*AVAILABLE DATA*:
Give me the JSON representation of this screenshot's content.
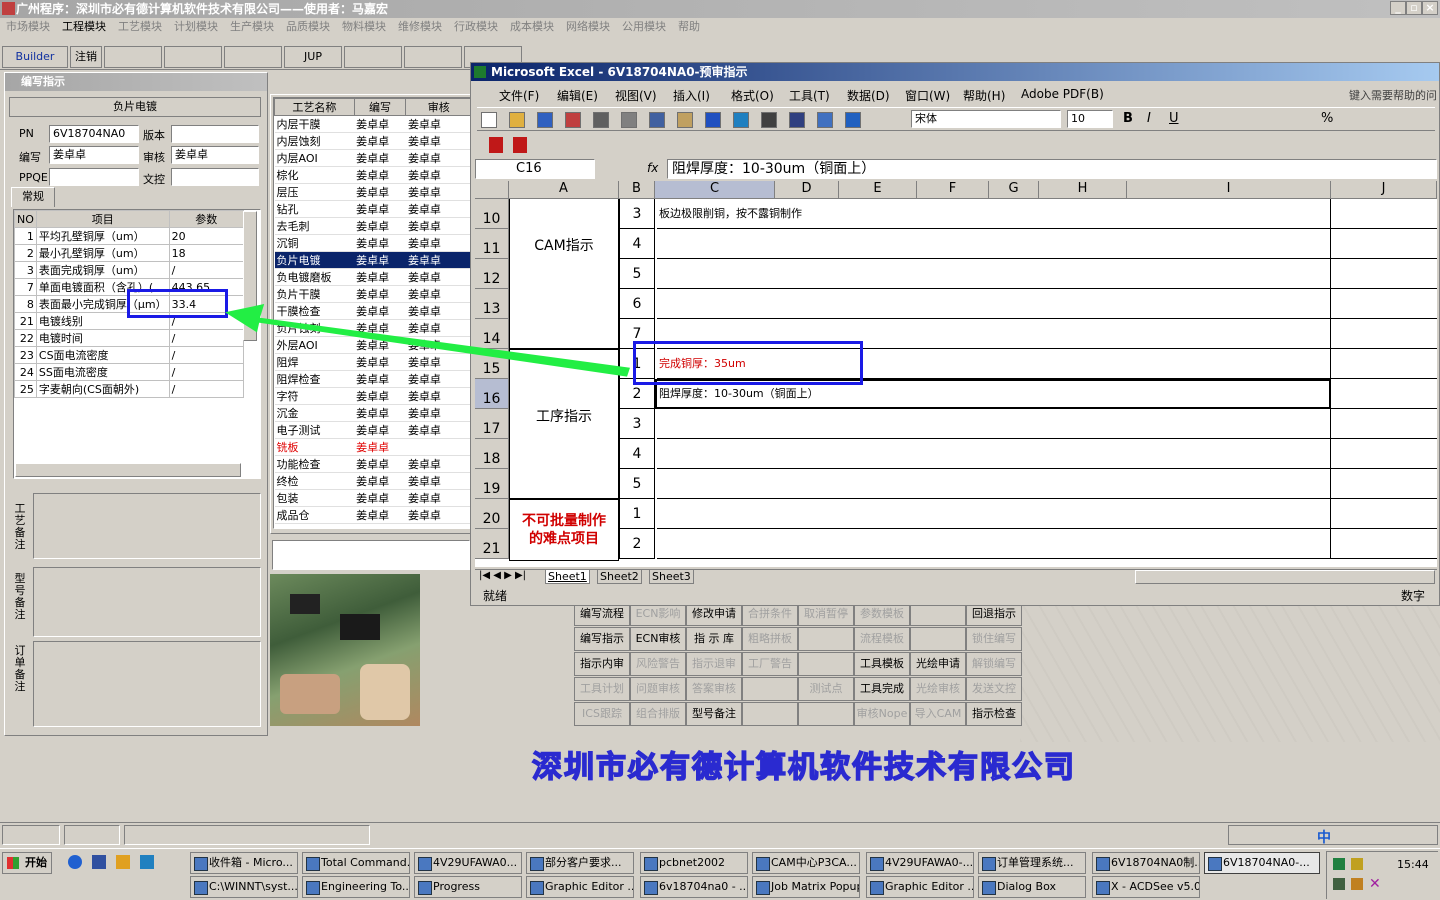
{
  "app": {
    "title": "广州程序：深圳市必有德计算机软件技术有限公司——使用者：马嘉宏",
    "menu": [
      "市场模块",
      "工程模块",
      "工艺模块",
      "计划模块",
      "生产模块",
      "品质模块",
      "物料模块",
      "维修模块",
      "行政模块",
      "成本模块",
      "网络模块",
      "公用模块",
      "帮助"
    ],
    "toolbar": [
      "Builder",
      "注销",
      "",
      "",
      "",
      "JUP",
      "",
      "",
      ""
    ],
    "company_banner": "深圳市必有德计算机软件技术有限公司"
  },
  "panel": {
    "title": "编写指示",
    "section": "负片电镀",
    "pn_label": "PN",
    "pn_value": "6V18704NA0",
    "version_label": "版本",
    "writer_label": "编写",
    "writer_value": "姜卓卓",
    "reviewer_label": "审核",
    "reviewer_value": "姜卓卓",
    "ppqe_label": "PPQE",
    "doc_label": "文控",
    "tab_label": "常规",
    "grid_headers": [
      "NO",
      "项目",
      "参数"
    ],
    "grid_rows": [
      {
        "no": "1",
        "item": "平均孔壁铜厚（um）",
        "param": "20"
      },
      {
        "no": "2",
        "item": "最小孔壁铜厚（um）",
        "param": "18"
      },
      {
        "no": "3",
        "item": "表面完成铜厚（um）",
        "param": "/"
      },
      {
        "no": "7",
        "item": "单面电镀面积（含孔）(",
        "param": "443.65"
      },
      {
        "no": "8",
        "item": "表面最小完成铜厚（μm）",
        "param": "33.4"
      },
      {
        "no": "21",
        "item": "电镀线别",
        "param": "/"
      },
      {
        "no": "22",
        "item": "电镀时间",
        "param": "/"
      },
      {
        "no": "23",
        "item": "CS面电流密度",
        "param": "/"
      },
      {
        "no": "24",
        "item": "SS面电流密度",
        "param": "/"
      },
      {
        "no": "25",
        "item": "字麦朝向(CS面朝外)",
        "param": "/"
      }
    ],
    "notes_labels": [
      "工艺备注",
      "型号备注",
      "订单备注"
    ]
  },
  "process": {
    "headers": [
      "工艺名称",
      "编写",
      "审核"
    ],
    "rows": [
      [
        "内层干膜",
        "姜卓卓",
        "姜卓卓"
      ],
      [
        "内层蚀刻",
        "姜卓卓",
        "姜卓卓"
      ],
      [
        "内层AOI",
        "姜卓卓",
        "姜卓卓"
      ],
      [
        "棕化",
        "姜卓卓",
        "姜卓卓"
      ],
      [
        "层压",
        "姜卓卓",
        "姜卓卓"
      ],
      [
        "钻孔",
        "姜卓卓",
        "姜卓卓"
      ],
      [
        "去毛刺",
        "姜卓卓",
        "姜卓卓"
      ],
      [
        "沉铜",
        "姜卓卓",
        "姜卓卓"
      ],
      [
        "负片电镀",
        "姜卓卓",
        "姜卓卓"
      ],
      [
        "负电镀磨板",
        "姜卓卓",
        "姜卓卓"
      ],
      [
        "负片干膜",
        "姜卓卓",
        "姜卓卓"
      ],
      [
        "干膜检查",
        "姜卓卓",
        "姜卓卓"
      ],
      [
        "负片蚀刻",
        "姜卓卓",
        "姜卓卓"
      ],
      [
        "外层AOI",
        "姜卓卓",
        "姜卓卓"
      ],
      [
        "阻焊",
        "姜卓卓",
        "姜卓卓"
      ],
      [
        "阻焊检查",
        "姜卓卓",
        "姜卓卓"
      ],
      [
        "字符",
        "姜卓卓",
        "姜卓卓"
      ],
      [
        "沉金",
        "姜卓卓",
        "姜卓卓"
      ],
      [
        "电子测试",
        "姜卓卓",
        "姜卓卓"
      ],
      [
        "铣板",
        "姜卓卓",
        ""
      ],
      [
        "功能检查",
        "姜卓卓",
        "姜卓卓"
      ],
      [
        "终检",
        "姜卓卓",
        "姜卓卓"
      ],
      [
        "包装",
        "姜卓卓",
        "姜卓卓"
      ],
      [
        "成品仓",
        "姜卓卓",
        "姜卓卓"
      ]
    ],
    "selected_index": 8,
    "red_index": 19
  },
  "excel": {
    "title": "Microsoft Excel - 6V18704NA0-预审指示",
    "menu": [
      "文件(F)",
      "编辑(E)",
      "视图(V)",
      "插入(I)",
      "格式(O)",
      "工具(T)",
      "数据(D)",
      "窗口(W)",
      "帮助(H)",
      "Adobe PDF(B)"
    ],
    "help_placeholder": "键入需要帮助的问",
    "font_name": "宋体",
    "font_size": "10",
    "cell_ref": "C16",
    "fx": "fx",
    "formula": "阻焊厚度：10-30um（铜面上）",
    "columns": [
      "A",
      "B",
      "C",
      "D",
      "E",
      "F",
      "G",
      "H",
      "I",
      "J"
    ],
    "rows": [
      {
        "num": "10",
        "b": "3",
        "c": "板边极限削铜，按不露铜制作"
      },
      {
        "num": "11",
        "b": "4",
        "c": ""
      },
      {
        "num": "12",
        "b": "5",
        "c": ""
      },
      {
        "num": "13",
        "b": "6",
        "c": ""
      },
      {
        "num": "14",
        "b": "7",
        "c": ""
      },
      {
        "num": "15",
        "b": "1",
        "c": "完成铜厚：35um"
      },
      {
        "num": "16",
        "b": "2",
        "c": "阻焊厚度：10-30um（铜面上）"
      },
      {
        "num": "17",
        "b": "3",
        "c": ""
      },
      {
        "num": "18",
        "b": "4",
        "c": ""
      },
      {
        "num": "19",
        "b": "5",
        "c": ""
      },
      {
        "num": "20",
        "b": "1",
        "c": ""
      },
      {
        "num": "21",
        "b": "2",
        "c": ""
      }
    ],
    "cam_label": "CAM指示",
    "process_label": "工序指示",
    "difficult_label": "不可批量制作的难点项目",
    "sheets": [
      "Sheet1",
      "Sheet2",
      "Sheet3"
    ],
    "status": "就绪",
    "status_right": "数字"
  },
  "func_buttons": [
    [
      "编写流程",
      "ECN影响",
      "修改申请",
      "合拼条件",
      "取消暂停",
      "参数模板",
      "",
      "回退指示"
    ],
    [
      "编写指示",
      "ECN审核",
      "指 示 库",
      "粗略拼板",
      "",
      "流程模板",
      "",
      "锁住编写"
    ],
    [
      "指示内审",
      "风险警告",
      "指示退审",
      "工厂警告",
      "",
      "工具模板",
      "光绘申请",
      "解锁编写"
    ],
    [
      "工具计划",
      "问题审核",
      "答案审核",
      "",
      "测试点",
      "工具完成",
      "光绘审核",
      "发送文控"
    ],
    [
      "ICS跟踪",
      "组合排版",
      "型号备注",
      "",
      "",
      "审核Nope",
      "导入CAM",
      "指示检查"
    ]
  ],
  "func_disabled": [
    [
      false,
      true,
      false,
      true,
      true,
      true,
      false,
      false
    ],
    [
      false,
      false,
      false,
      true,
      false,
      true,
      false,
      true
    ],
    [
      false,
      true,
      true,
      true,
      false,
      false,
      false,
      true
    ],
    [
      true,
      true,
      true,
      false,
      true,
      false,
      true,
      true
    ],
    [
      true,
      true,
      false,
      false,
      false,
      true,
      true,
      false
    ]
  ],
  "taskbar": {
    "start": "开始",
    "row1": [
      "收件箱 - Micro...",
      "Total Command...",
      "4V29UFAWA0...",
      "部分客户要求...",
      "pcbnet2002",
      "CAM中心P3CA...",
      "4V29UFAWA0-...",
      "订单管理系统...",
      "6V18704NA0制...",
      "6V18704NA0-..."
    ],
    "row2": [
      "C:\\WINNT\\syst...",
      "Engineering To...",
      "Progress",
      "Graphic Editor ...",
      "6v18704na0 - ...",
      "Job Matrix Popup",
      "Graphic Editor ...",
      "Dialog Box",
      "X - ACDSee v5.0"
    ],
    "clock": "15:44",
    "ime": "中"
  }
}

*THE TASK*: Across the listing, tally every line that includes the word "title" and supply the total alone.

*OUTPUT OF THE TASK*: 3